Global Warming

The accompanying figure is the logical extension to last week’s illustration of water flowing in, and then out of a tank.  Depending on the flow rates, the water level will reach an equilibrium because the higher the water is in the tank the more pressure at the bottom and the greater the flow rate out of the tank. 


Thus so it is for the radiant energy from the sun (in the visible part of the spectrum) at the top of the tank and the outbound radiant energy leaving at the bottom in the IR (infrared) part of the spectrum.  Just as the height of the water reflects the equilibrium water level, the temperature reflects the relative balance of radiant energy coming into and out of the atmosphere.


The illustration here shows why the daily and seasonal temperatures vary, and explains why the highest temperature during the day is in late afternoon when the sun is most directly overhead at noon, and also why the hurricane maximum and the highest temperature during the year is in mid September (close to the autumnal Equinox, the beginning of the Autumn season) instead of June 22 (the summer solstice when the sun is most directly overhead during the whole year).


The sun shines on each spot on the earth only about 12 hours a day (more or less depending on the latitude). The rest of the time, the earth’s rotation is presenting a different face to the sun and it is dark.  But the earth radiates energy out to space 24 hours a day, sunlight or not.  This is because everything radiates energy just because it has a temperature above absolute zero.  The amount of energy radiated and the wavelengths where it is radiated depend on the temperature.  This is analogous to what comes out the bottom spigot.


So as the earth radiates in the darkness, the earth cools.  This is true every night and also in the fall and winter months. Then when the sun shines more, the earth begins to warm and the temperature rises starting at sunrise, and also during the spring and summer.  At 12 noon/or and on June 22 the sun is highest in the sky and the heating is at a maximum, and more than the earth can radiate away -- so the temperature rises. It will continue to rise as long as the amount of energy coming in from the sun exceeds that being radiated away.  It isn’t until late in the day or in the Fall that the energy coming in is as low as the energy being radiated away.  At that point the earth stops heating and begins to cool.    It is that point during the day that it is the hottest, and it is at that point during the year where it is also the hottest.  As long as the heat coming in is greater than the energy going out, the temperature will continue to rise.

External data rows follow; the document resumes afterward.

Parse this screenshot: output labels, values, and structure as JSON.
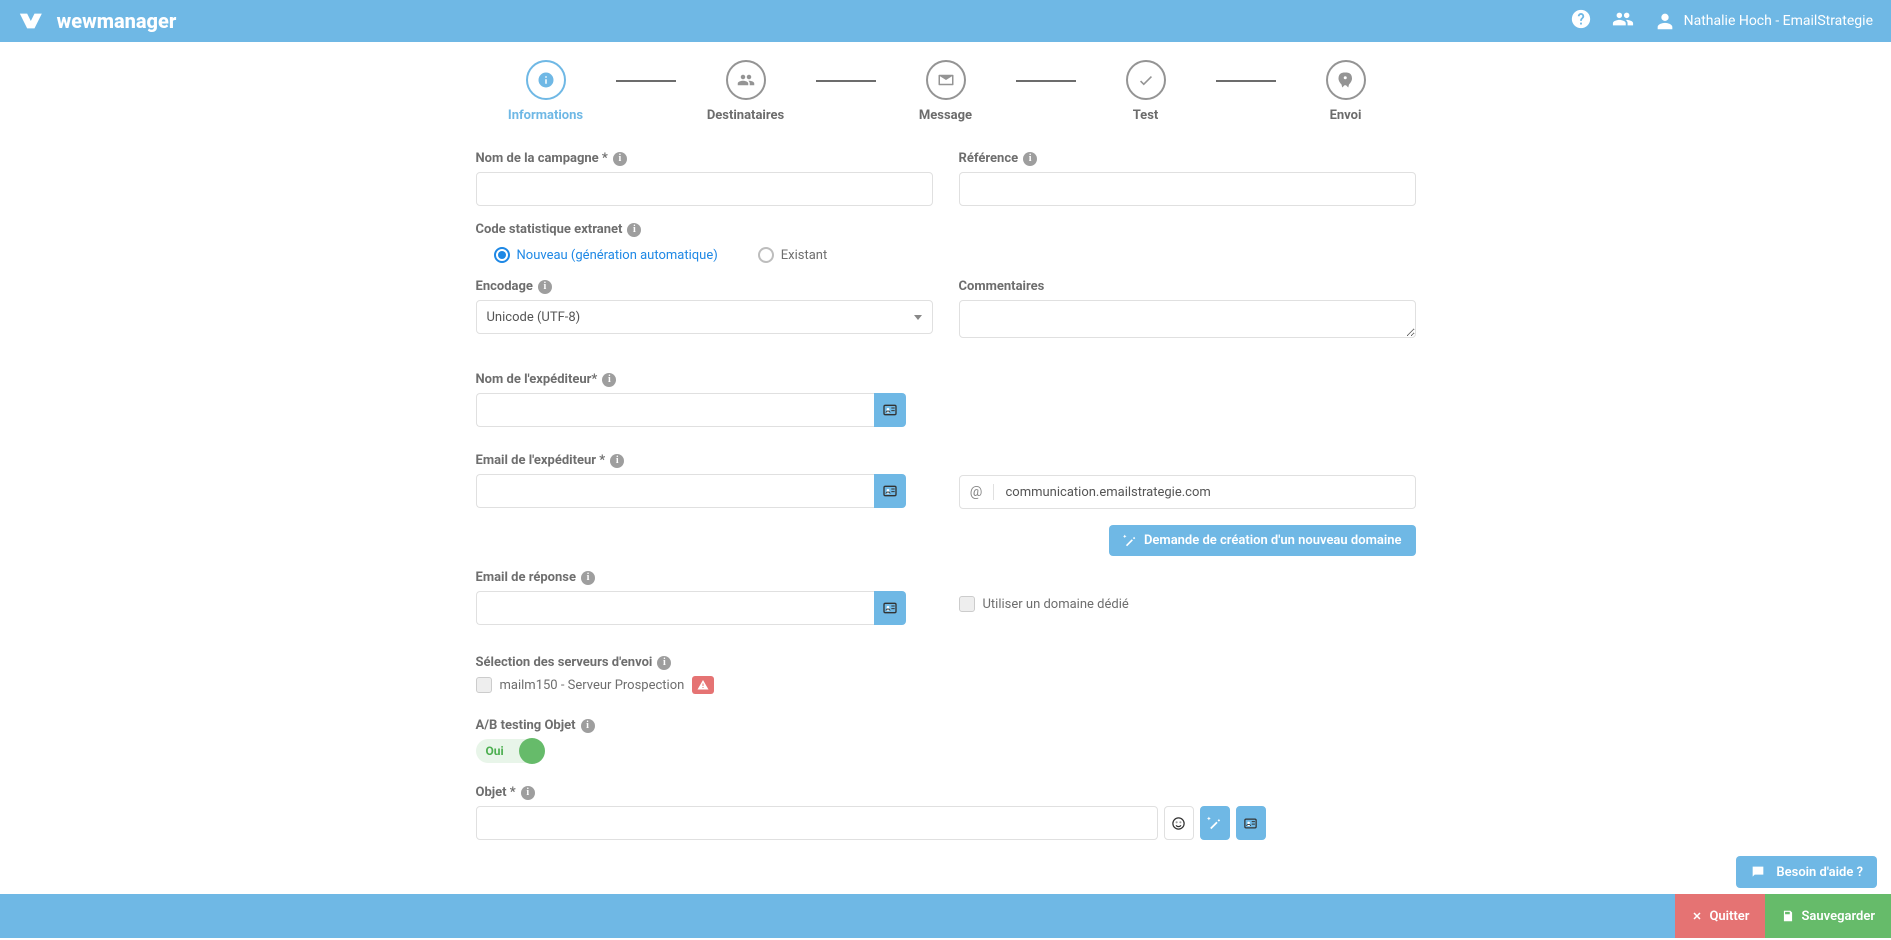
{
  "header": {
    "user_label": "Nathalie Hoch - EmailStrategie"
  },
  "stepper": {
    "steps": [
      {
        "label": "Informations",
        "icon": "info",
        "active": true
      },
      {
        "label": "Destinataires",
        "icon": "users",
        "active": false
      },
      {
        "label": "Message",
        "icon": "envelope",
        "active": false
      },
      {
        "label": "Test",
        "icon": "check",
        "active": false
      },
      {
        "label": "Envoi",
        "icon": "rocket",
        "active": false
      }
    ]
  },
  "form": {
    "campaign_name_label": "Nom de la campagne *",
    "campaign_name_value": "",
    "reference_label": "Référence",
    "reference_value": "",
    "stat_code_label": "Code statistique extranet",
    "stat_code_radio_new": "Nouveau (génération automatique)",
    "stat_code_radio_existing": "Existant",
    "encoding_label": "Encodage",
    "encoding_value": "Unicode (UTF-8)",
    "comments_label": "Commentaires",
    "comments_value": "",
    "sender_name_label": "Nom de l'expéditeur*",
    "sender_name_value": "",
    "sender_email_label": "Email de l'expéditeur *",
    "sender_email_value": "",
    "domain_at": "@",
    "domain_value": "communication.emailstrategie.com",
    "new_domain_btn": "Demande de création d'un nouveau domaine",
    "reply_email_label": "Email de réponse",
    "reply_email_value": "",
    "use_dedicated_domain": "Utiliser un domaine dédié",
    "servers_label": "Sélection des serveurs d'envoi",
    "server_item": "mailm150 - Serveur Prospection",
    "ab_label": "A/B testing Objet",
    "ab_value": "Oui",
    "subject_label": "Objet *",
    "subject_value": ""
  },
  "footer": {
    "help": "Besoin d'aide ?",
    "quit": "Quitter",
    "save": "Sauvegarder"
  }
}
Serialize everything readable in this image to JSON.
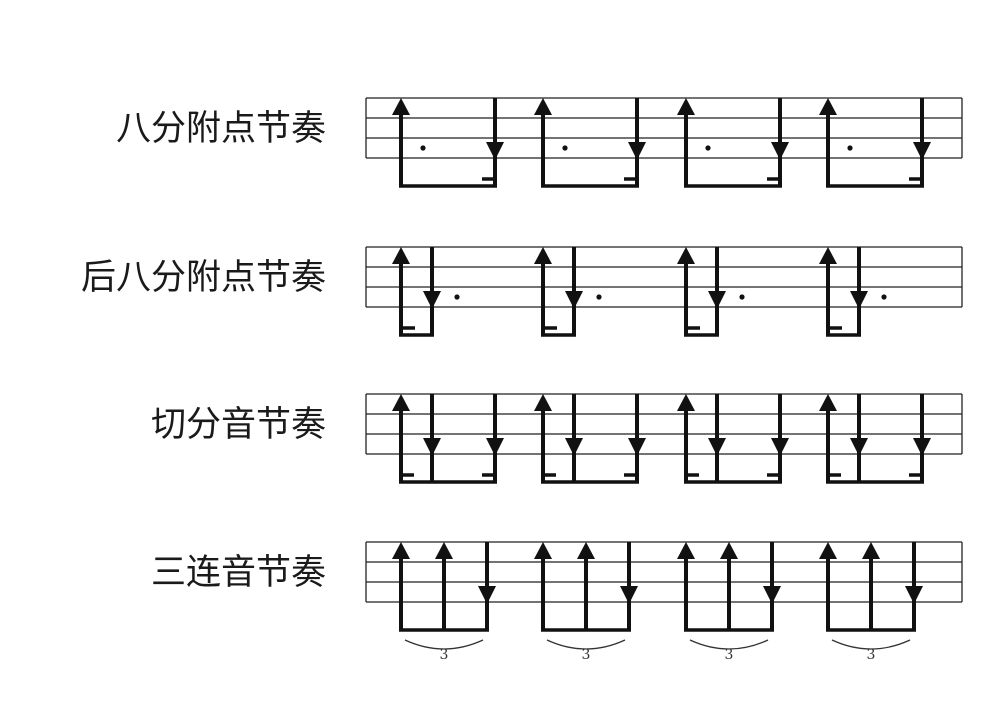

Hurricanes thrive on warm ocean temperatures and warm air.  This is at its peak in mid September – hence the peak of the hurricane season.  This year, these conditions are conducive for tropical storm development in the Pacific than in the Atlantic.  The storms what we haven’t had in the Atlantic have occurred in the Pacific basin.  The Atlantic has suffered from mild El Nino conditions and dry air intrusion into potential storms.  Much of the same adverse conditions as characterized the last several years.  A harbinger of things to come?